Nisqually to Paradise delays and Kautz Creek area closure.
Road construction from the Nisqually Entrance to Longmire. Expect a 30-minute delay, Monday through Friday. Beginning May 29 to mid-July, all services at the Kautz Creek parking and picnic area are closed through the week. Limited parking on Sat & Sun. More »
Melting snow bridges and high streamflows create hazards for hikers, skiers, and snowshoers
Be aware of hidden- and potentially fatal- hazards created by snow bridges and high streamflows on Mount Rainier. More »
In July 2006, the new Park Education Center opened at Mount Rainier. The new building replaces an old barn and corral that once served the park’s now-defunct horse patrol program. Drawing on the talents of many, park staff planned, designed, and built the eco-designed building to be a showcase for sustainability in the park. This new Education Center building is just one of the ways that Mount Rainier National Park demonstrates its commitment to green building and to the National Park Service mission of preservation and conservation of park resources.
The Park Education Center features two classrooms, an office, storage, a small galley kitchen (for staff and teacher workshops), and restrooms.
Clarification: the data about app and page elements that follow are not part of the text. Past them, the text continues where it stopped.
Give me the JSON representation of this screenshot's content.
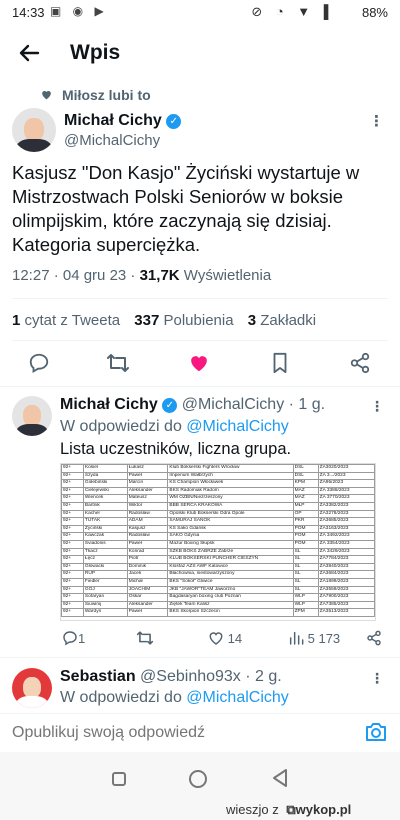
{
  "status_bar": {
    "time": "14:33",
    "battery": "88%"
  },
  "header": {
    "title": "Wpis"
  },
  "social_context": "Miłosz lubi to",
  "main_tweet": {
    "author_name": "Michał Cichy",
    "author_handle": "@MichalCichy",
    "text": "Kasjusz \"Don Kasjo\" Życiński wystartuje w Mistrzostwach Polski Seniorów w boksie olimpijskim, które zaczynają się dzisiaj. Kategoria superciężka.",
    "timestamp": "12:27 · 04 gru 23 · ",
    "views_count": "31,7K",
    "views_label": " Wyświetlenia",
    "stats": {
      "quotes_count": "1",
      "quotes_label": "cytat z Tweeta",
      "likes_count": "337",
      "likes_label": "Polubienia",
      "bookmarks_count": "3",
      "bookmarks_label": "Zakładki"
    },
    "like_color": "#f91880"
  },
  "reply_1": {
    "author_name": "Michał Cichy",
    "author_handle": "@MichalCichy",
    "time": "· 1 g.",
    "reply_to_prefix": "W odpowiedzi do ",
    "reply_to_handle": "@MichalCichy",
    "text": "Lista uczestników, liczna grupa.",
    "attachment_rows": [
      [
        "92+",
        "Kosiel",
        "Łukasz",
        "Klub Bokserski Fighters Wrocław",
        "DŚL",
        "ZA3020/2023"
      ],
      [
        "92+",
        "Szyda",
        "Paweł",
        "Imperium Wałbrzych",
        "DŚL",
        "ZA 3.../2023"
      ],
      [
        "92+",
        "Gołebiński",
        "Marcin",
        "KS Champion Włocławek",
        "KPM",
        "ZA95/2023"
      ],
      [
        "92+",
        "Cielejewski",
        "Aleksander",
        "BKS Radomiak Radom",
        "MAZ",
        "ZA 3388/2023"
      ],
      [
        "92+",
        "Wiencek",
        "Mateusz",
        "WM OŻBN/Niezrzeszony",
        "MAZ",
        "ZA 3770/2023"
      ],
      [
        "92+",
        "Bartnik",
        "Wiktor",
        "BBB SERCA KRAKOWA",
        "MŁP",
        "ZA3382/2023"
      ],
      [
        "92+",
        "Kachel",
        "Radosław",
        "Opolski Klub Bokserski Odra Opole",
        "OP",
        "ZA3278/2023"
      ],
      [
        "92+",
        "TUTAK",
        "ADAM",
        "SAMURAJ SANOK",
        "PKR",
        "ZA3685/2023"
      ],
      [
        "92+",
        "Życiński",
        "Kasjusz",
        "KS Sako Gdańsk",
        "POM",
        "ZA3163/2023"
      ],
      [
        "92+",
        "Kawczak",
        "Radosław",
        "SAKO Gdynia",
        "POM",
        "ZA 3492/2023"
      ],
      [
        "92+",
        "Sviadonis",
        "Paweł",
        "Mazur Boxing Słupsk",
        "POM",
        "ZA 3354/2023"
      ],
      [
        "92+",
        "Tkacz",
        "Konrad",
        "SZKB BOKS ZABRZE   Zabrze",
        "ŚL",
        "ZA 3429/2023"
      ],
      [
        "92+",
        "Łęcż",
        "Piotr",
        "KLUB BOKSERSKI PUNCHER CIESZYN",
        "ŚL",
        "ZA7784/2023"
      ],
      [
        "92+",
        "Główacki",
        "Dominik",
        "Klosfaz AZS AWF Katowice",
        "ŚL",
        "ZA3840/2023"
      ],
      [
        "92+",
        "RUP",
        "Jacek",
        "Błachownia, niestowarzyszony",
        "ŚL",
        "ZA3684/2023"
      ],
      [
        "92+",
        "Fiedler",
        "Michał",
        "BKS \"Sokół\" Gliwice",
        "ŚL",
        "ZA1899/2023"
      ],
      [
        "92+",
        "GOJ",
        "JOACHIM",
        "JKB \"JAWOR\"TEAM Jaworzno",
        "ŚL",
        "ZA3559/2023"
      ],
      [
        "92+",
        "Sofaryan",
        "Oskar",
        "Bagdasaryan boxing club Poznań",
        "WLP",
        "ZA7900/2023"
      ],
      [
        "92+",
        "Siuwinij",
        "Aleksander",
        "Ziętek Team Kalisz",
        "WLP",
        "ZA7385/2023"
      ],
      [
        "92+",
        "Wardyn",
        "Paweł",
        "BKS Skorpion Szczecin",
        "ZPM",
        "ZA3513/2023"
      ]
    ],
    "actions": {
      "replies": "1",
      "likes": "14",
      "views": "5 173"
    }
  },
  "reply_2": {
    "author_name": "Sebastian",
    "author_handle": "@Sebinho93x",
    "time": "· 2 g.",
    "reply_to_prefix": "W odpowiedzi do ",
    "reply_to_handle": "@MichalCichy"
  },
  "reply_composer": {
    "placeholder": "Opublikuj swoją odpowiedź"
  },
  "watermark": {
    "user": "wieszjo",
    "separator": "z",
    "brand": "wykop.pl"
  },
  "colors": {
    "accent": "#1d9bf0",
    "like": "#f91880",
    "muted_text": "#536471"
  }
}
Click here to see the floor plans. Some of the sustainable design elements include innovative wall construction, energy efficient windows, recycled and recyclable carpeting, dual flush toilets, in-floor heating, and Energy Star appliances.
Windows & Lighting
In addition, the park received one of nine 2005 National Park Service Recycling At Work Grants from the National Park Foundation through a generous donation from Unilever, a Proud Partner of America’s National Parks. With this grant, the Education Center purchased 100% recycled plastic lumber products including benches for the Education Center’s front and back porches, benches for indoor and outdoor teaching spaces, picnic tables, and recycling and trash receptacles.
In 2006, the Education Center received a grant from Washington’s National Park Fund to begin work on the geology mural in one of the classrooms.
Did You Know?
In 1792, Captain George Vancouver of the British Navy became the first European to sail into the Puget Sound. On the horizon, he noted a large, snowy mountain, known to local Native Americans as Tahoma, Takhoma, or Tacobet. Vancouver named it for his colleague Rear Admiral Peter Rainier.